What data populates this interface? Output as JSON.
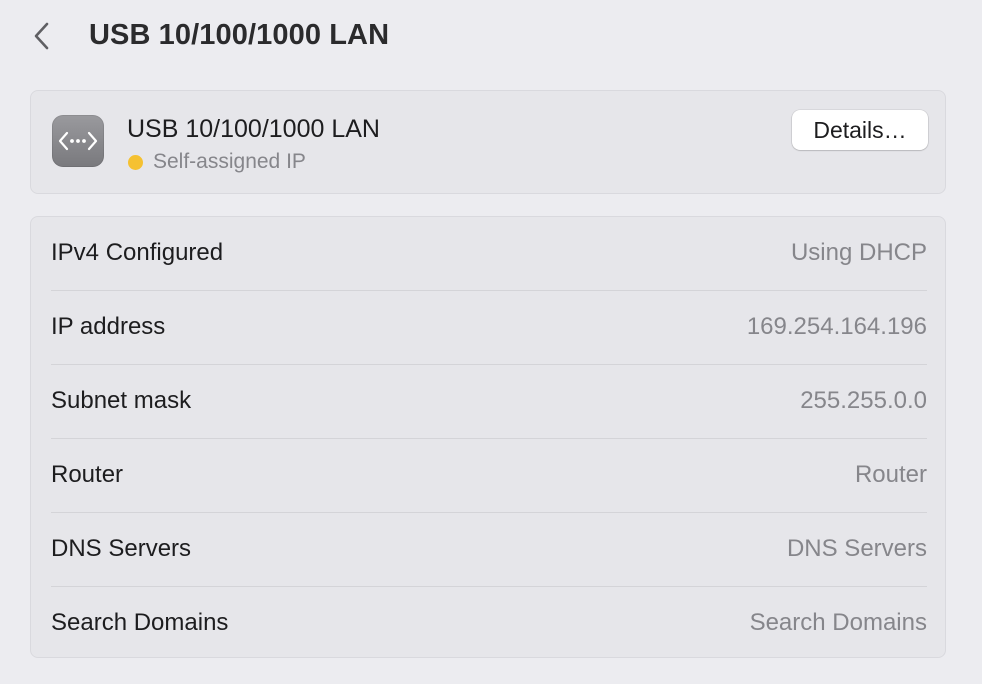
{
  "header": {
    "title": "USB 10/100/1000 LAN",
    "back_icon": "chevron-left-icon"
  },
  "interface": {
    "icon": "ethernet-icon",
    "name": "USB 10/100/1000 LAN",
    "status": "Self-assigned IP",
    "status_color": "#f5c131",
    "details_button_label": "Details…"
  },
  "details": {
    "rows": [
      {
        "label": "IPv4 Configured",
        "value": "Using DHCP"
      },
      {
        "label": "IP address",
        "value": "169.254.164.196"
      },
      {
        "label": "Subnet mask",
        "value": "255.255.0.0"
      },
      {
        "label": "Router",
        "value": "Router"
      },
      {
        "label": "DNS Servers",
        "value": "DNS Servers"
      },
      {
        "label": "Search Domains",
        "value": "Search Domains"
      }
    ]
  }
}
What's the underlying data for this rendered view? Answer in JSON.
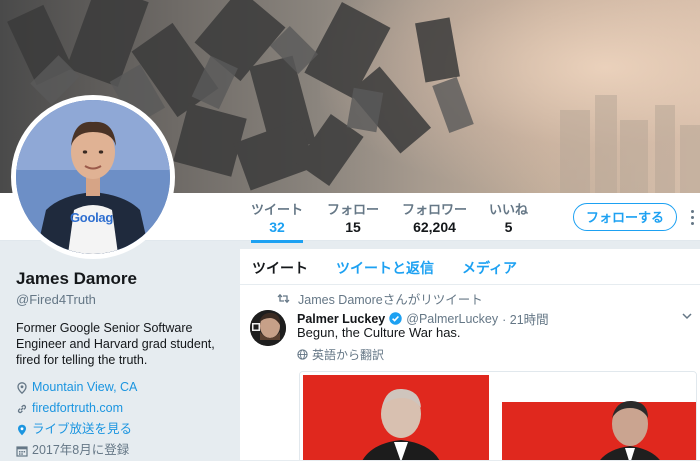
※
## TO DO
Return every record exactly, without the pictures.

## PROBLEM SOLUTION
What data populates this interface? Output as JSON.
{
  "header": {
    "title": "USB 10/100/1000 LAN",
    "back_icon": "chevron-left-icon"
  },
  "interface": {
    "icon": "ethernet-icon",
    "name": "USB 10/100/1000 LAN",
    "status": "Self-assigned IP",
    "status_color": "#f5c131",
    "details_button_label": "Details…"
  },
  "details": {
    "rows": [
      {
        "label": "IPv4 Configured",
        "value": "Using DHCP"
      },
      {
        "label": "IP address",
        "value": "169.254.164.196"
      },
      {
        "label": "Subnet mask",
        "value": "255.255.0.0"
      },
      {
        "label": "Router",
        "value": "Router"
      },
      {
        "label": "DNS Servers",
        "value": "DNS Servers"
      },
      {
        "label": "Search Domains",
        "value": "Search Domains"
      }
    ]
  }
}
What's the underlying data for this rendered view? Answer in JSON.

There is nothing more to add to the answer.